## WHAT IS BEING ASKED
Return all lines in the data where the string "shards" can be found.

## DATASET EXTRACT
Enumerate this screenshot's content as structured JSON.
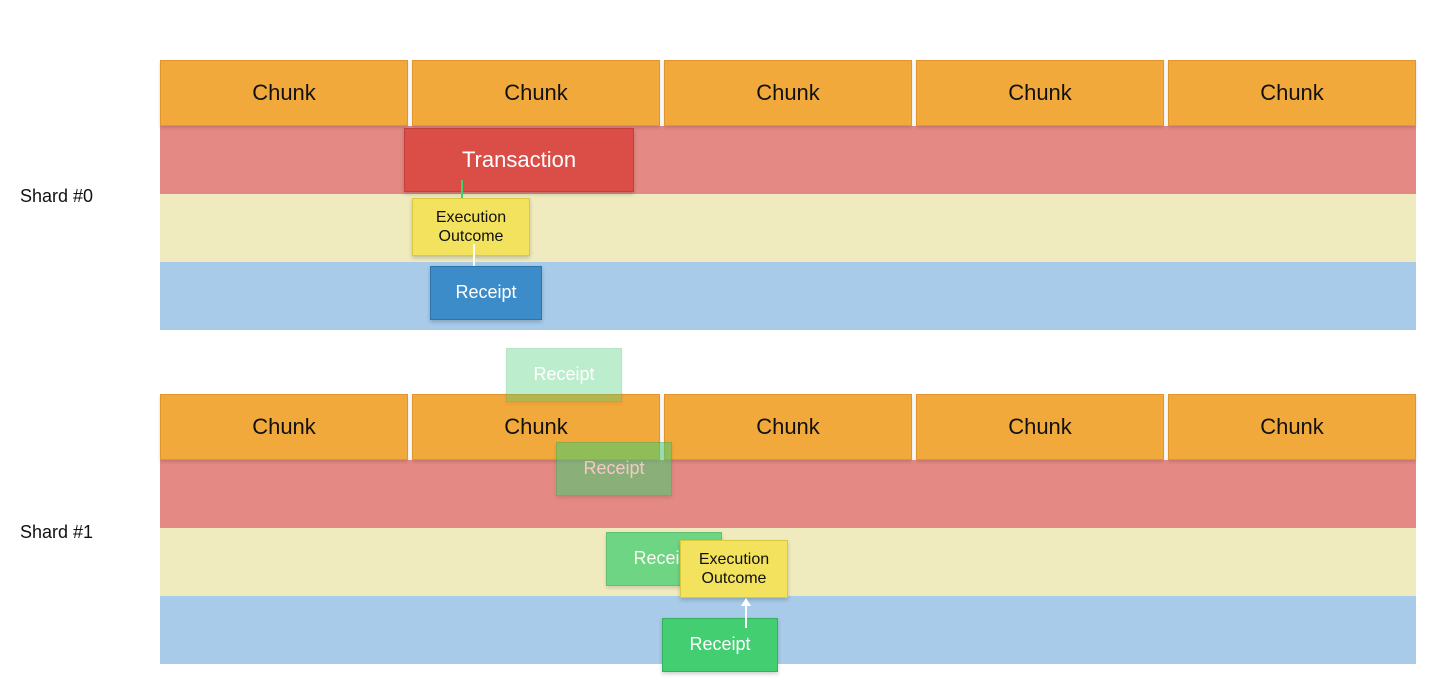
{
  "shards": [
    {
      "label": "Shard #0"
    },
    {
      "label": "Shard #1"
    }
  ],
  "chunk_label": "Chunk",
  "transaction_label": "Transaction",
  "execution_outcome_label": "Execution\nOutcome",
  "receipt_label": "Receipt",
  "colors": {
    "chunk_bg": "#f2a93b",
    "band_red": "#e58984",
    "band_cream": "#f0ebbf",
    "band_blue": "#a8cbe9",
    "transaction": "#db4d47",
    "exec_outcome": "#f2e25d",
    "receipt_blue": "#3c8cc9",
    "receipt_green": "#42ce71"
  },
  "diagram": {
    "description": "Two shards each containing a row of 5 Chunk headers above three colored bands (red, cream, blue). A Transaction in Shard #0's red band produces an Execution Outcome (cream band) and a Receipt (blue band). The Receipt propagates (shown as fading green Receipt boxes stepping diagonally) down into Shard #1 where it yields an Execution Outcome and a final Receipt.",
    "chunks_per_shard": 5,
    "receipt_propagation_steps": 4
  }
}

## RESULT OF THE EXERCISE
  "shards": [
    "description": "Two shards each containing a row of 5 Chunk headers above three colored bands (red, cream, blue). A Transaction in Shard #0's red band produces an Execution Outcome (cream band) and a Receipt (blue band). The Receipt propagates (shown as fading green Receipt boxes stepping diagonally) down into Shard #1 where it yields an Execution Outcome and a final Receipt.",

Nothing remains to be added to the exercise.